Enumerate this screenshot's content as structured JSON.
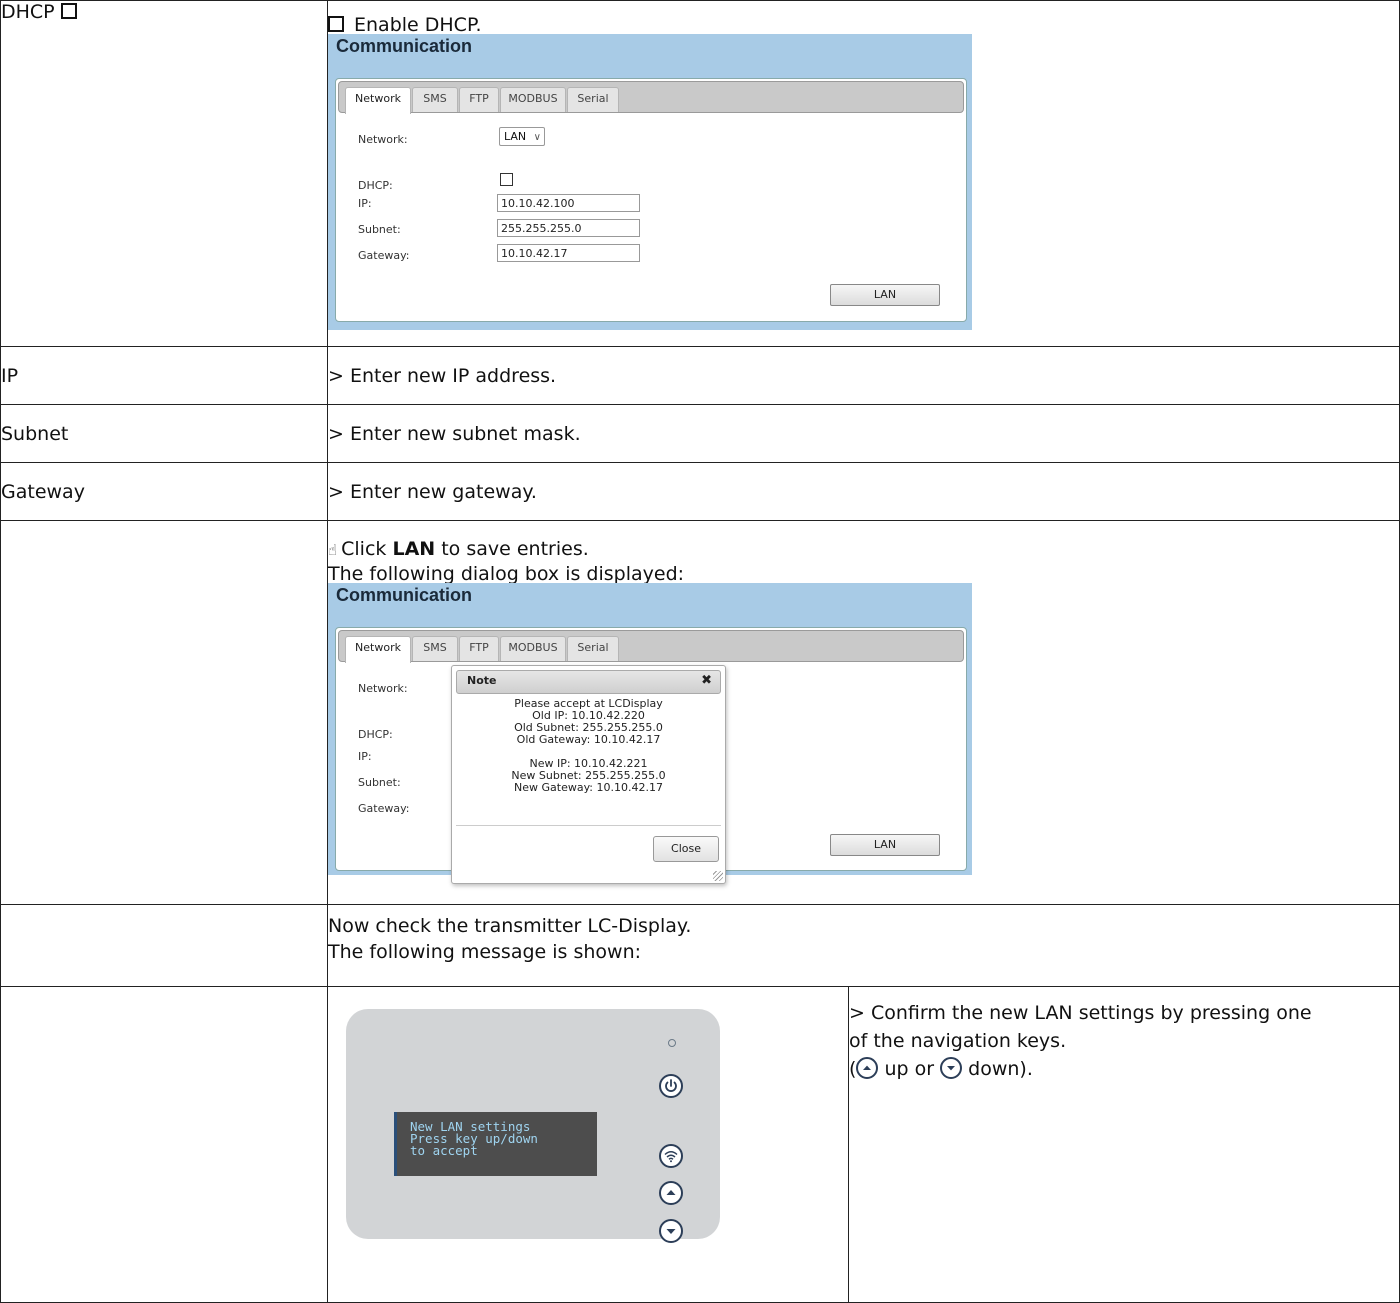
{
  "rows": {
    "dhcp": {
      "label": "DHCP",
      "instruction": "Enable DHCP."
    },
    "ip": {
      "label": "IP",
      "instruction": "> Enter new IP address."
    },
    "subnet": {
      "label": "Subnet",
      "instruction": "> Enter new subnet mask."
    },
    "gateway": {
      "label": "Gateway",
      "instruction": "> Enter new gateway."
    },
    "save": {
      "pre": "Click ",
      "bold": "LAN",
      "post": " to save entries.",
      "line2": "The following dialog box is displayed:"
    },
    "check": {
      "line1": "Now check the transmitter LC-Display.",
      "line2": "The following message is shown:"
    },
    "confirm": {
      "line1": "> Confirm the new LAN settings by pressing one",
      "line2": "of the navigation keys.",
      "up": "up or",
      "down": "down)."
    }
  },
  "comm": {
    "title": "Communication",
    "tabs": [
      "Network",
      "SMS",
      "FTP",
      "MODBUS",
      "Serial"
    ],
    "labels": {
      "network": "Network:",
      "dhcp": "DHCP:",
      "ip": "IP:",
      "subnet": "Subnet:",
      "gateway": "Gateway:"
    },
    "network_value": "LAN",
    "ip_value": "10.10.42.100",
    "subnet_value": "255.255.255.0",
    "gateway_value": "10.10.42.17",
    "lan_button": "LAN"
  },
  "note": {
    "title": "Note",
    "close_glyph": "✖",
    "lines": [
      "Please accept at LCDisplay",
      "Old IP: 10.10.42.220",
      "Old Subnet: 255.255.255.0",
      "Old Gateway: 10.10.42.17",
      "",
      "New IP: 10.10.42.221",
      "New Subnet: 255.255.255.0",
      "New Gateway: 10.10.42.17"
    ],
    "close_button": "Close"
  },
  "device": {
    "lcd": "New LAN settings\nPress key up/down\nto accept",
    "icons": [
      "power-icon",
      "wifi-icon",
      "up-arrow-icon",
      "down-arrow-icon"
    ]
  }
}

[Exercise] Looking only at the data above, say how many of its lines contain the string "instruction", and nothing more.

[Your solution] 4